Data under study:
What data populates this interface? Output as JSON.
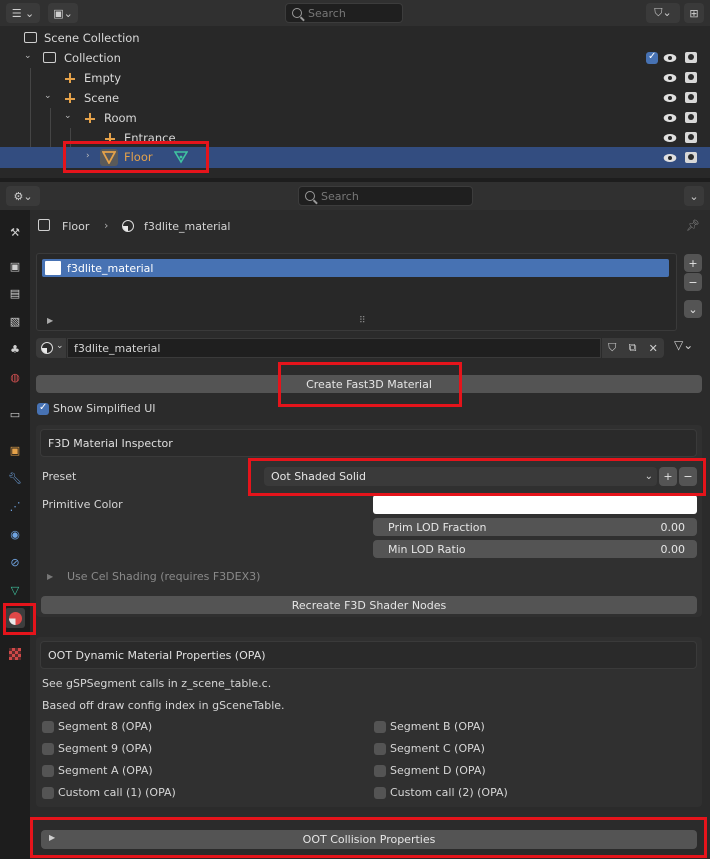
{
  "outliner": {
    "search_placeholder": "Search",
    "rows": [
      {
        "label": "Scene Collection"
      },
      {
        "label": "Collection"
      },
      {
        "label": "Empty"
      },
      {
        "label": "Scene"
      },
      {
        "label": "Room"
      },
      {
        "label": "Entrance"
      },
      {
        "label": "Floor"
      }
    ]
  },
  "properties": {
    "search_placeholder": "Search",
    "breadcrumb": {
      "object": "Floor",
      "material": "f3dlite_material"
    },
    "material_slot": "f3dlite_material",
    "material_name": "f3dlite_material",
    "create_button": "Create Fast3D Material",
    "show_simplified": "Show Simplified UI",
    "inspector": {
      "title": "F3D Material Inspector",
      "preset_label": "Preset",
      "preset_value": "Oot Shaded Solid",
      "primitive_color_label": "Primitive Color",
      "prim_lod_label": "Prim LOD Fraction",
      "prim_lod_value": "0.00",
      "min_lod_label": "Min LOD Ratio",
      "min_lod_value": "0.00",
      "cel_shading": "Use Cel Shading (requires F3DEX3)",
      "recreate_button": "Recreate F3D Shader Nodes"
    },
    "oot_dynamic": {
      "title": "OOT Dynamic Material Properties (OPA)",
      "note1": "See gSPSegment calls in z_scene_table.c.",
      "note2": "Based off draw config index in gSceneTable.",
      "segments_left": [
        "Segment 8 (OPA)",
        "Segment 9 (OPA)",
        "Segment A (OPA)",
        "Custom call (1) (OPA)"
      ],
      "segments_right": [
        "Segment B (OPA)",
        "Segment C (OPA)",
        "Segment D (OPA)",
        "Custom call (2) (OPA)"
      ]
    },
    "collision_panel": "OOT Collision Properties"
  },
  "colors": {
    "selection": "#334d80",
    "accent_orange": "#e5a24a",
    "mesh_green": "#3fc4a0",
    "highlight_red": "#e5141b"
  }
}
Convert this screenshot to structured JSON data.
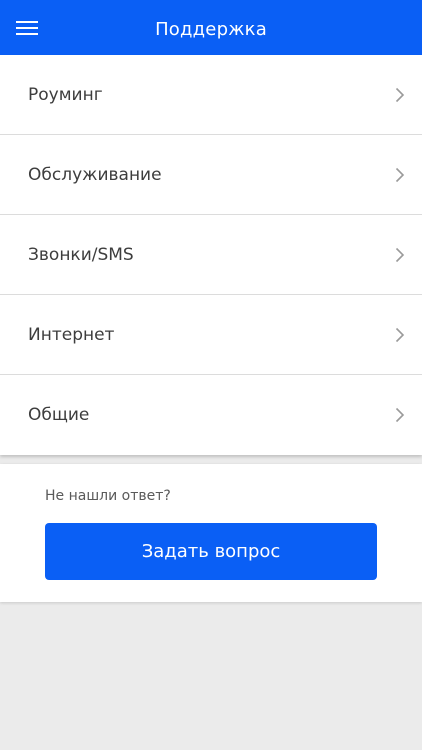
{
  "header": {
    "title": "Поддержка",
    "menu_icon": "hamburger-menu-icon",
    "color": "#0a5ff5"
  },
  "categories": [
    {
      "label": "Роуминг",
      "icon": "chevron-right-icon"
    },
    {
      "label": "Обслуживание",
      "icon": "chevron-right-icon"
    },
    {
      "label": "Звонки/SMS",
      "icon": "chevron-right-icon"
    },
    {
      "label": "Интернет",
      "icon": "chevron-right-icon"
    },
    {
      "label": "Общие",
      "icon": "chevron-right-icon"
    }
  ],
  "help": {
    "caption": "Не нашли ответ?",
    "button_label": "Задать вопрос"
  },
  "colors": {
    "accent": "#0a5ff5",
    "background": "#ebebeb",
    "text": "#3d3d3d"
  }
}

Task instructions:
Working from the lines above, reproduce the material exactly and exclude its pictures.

Solved exercise:
What data populates this interface? Output as JSON.
{
  "outliner": {
    "search_placeholder": "Search",
    "rows": [
      {
        "label": "Scene Collection"
      },
      {
        "label": "Collection"
      },
      {
        "label": "Empty"
      },
      {
        "label": "Scene"
      },
      {
        "label": "Room"
      },
      {
        "label": "Entrance"
      },
      {
        "label": "Floor"
      }
    ]
  },
  "properties": {
    "search_placeholder": "Search",
    "breadcrumb": {
      "object": "Floor",
      "material": "f3dlite_material"
    },
    "material_slot": "f3dlite_material",
    "material_name": "f3dlite_material",
    "create_button": "Create Fast3D Material",
    "show_simplified": "Show Simplified UI",
    "inspector": {
      "title": "F3D Material Inspector",
      "preset_label": "Preset",
      "preset_value": "Oot Shaded Solid",
      "primitive_color_label": "Primitive Color",
      "prim_lod_label": "Prim LOD Fraction",
      "prim_lod_value": "0.00",
      "min_lod_label": "Min LOD Ratio",
      "min_lod_value": "0.00",
      "cel_shading": "Use Cel Shading (requires F3DEX3)",
      "recreate_button": "Recreate F3D Shader Nodes"
    },
    "oot_dynamic": {
      "title": "OOT Dynamic Material Properties (OPA)",
      "note1": "See gSPSegment calls in z_scene_table.c.",
      "note2": "Based off draw config index in gSceneTable.",
      "segments_left": [
        "Segment 8 (OPA)",
        "Segment 9 (OPA)",
        "Segment A (OPA)",
        "Custom call (1) (OPA)"
      ],
      "segments_right": [
        "Segment B (OPA)",
        "Segment C (OPA)",
        "Segment D (OPA)",
        "Custom call (2) (OPA)"
      ]
    },
    "collision_panel": "OOT Collision Properties"
  },
  "colors": {
    "selection": "#334d80",
    "accent_orange": "#e5a24a",
    "mesh_green": "#3fc4a0",
    "highlight_red": "#e5141b"
  }
}
Convert this screenshot to structured JSON data.
{
  "header": {
    "title": "Поддержка",
    "menu_icon": "hamburger-menu-icon",
    "color": "#0a5ff5"
  },
  "categories": [
    {
      "label": "Роуминг",
      "icon": "chevron-right-icon"
    },
    {
      "label": "Обслуживание",
      "icon": "chevron-right-icon"
    },
    {
      "label": "Звонки/SMS",
      "icon": "chevron-right-icon"
    },
    {
      "label": "Интернет",
      "icon": "chevron-right-icon"
    },
    {
      "label": "Общие",
      "icon": "chevron-right-icon"
    }
  ],
  "help": {
    "caption": "Не нашли ответ?",
    "button_label": "Задать вопрос"
  },
  "colors": {
    "accent": "#0a5ff5",
    "background": "#ebebeb",
    "text": "#3d3d3d"
  }
}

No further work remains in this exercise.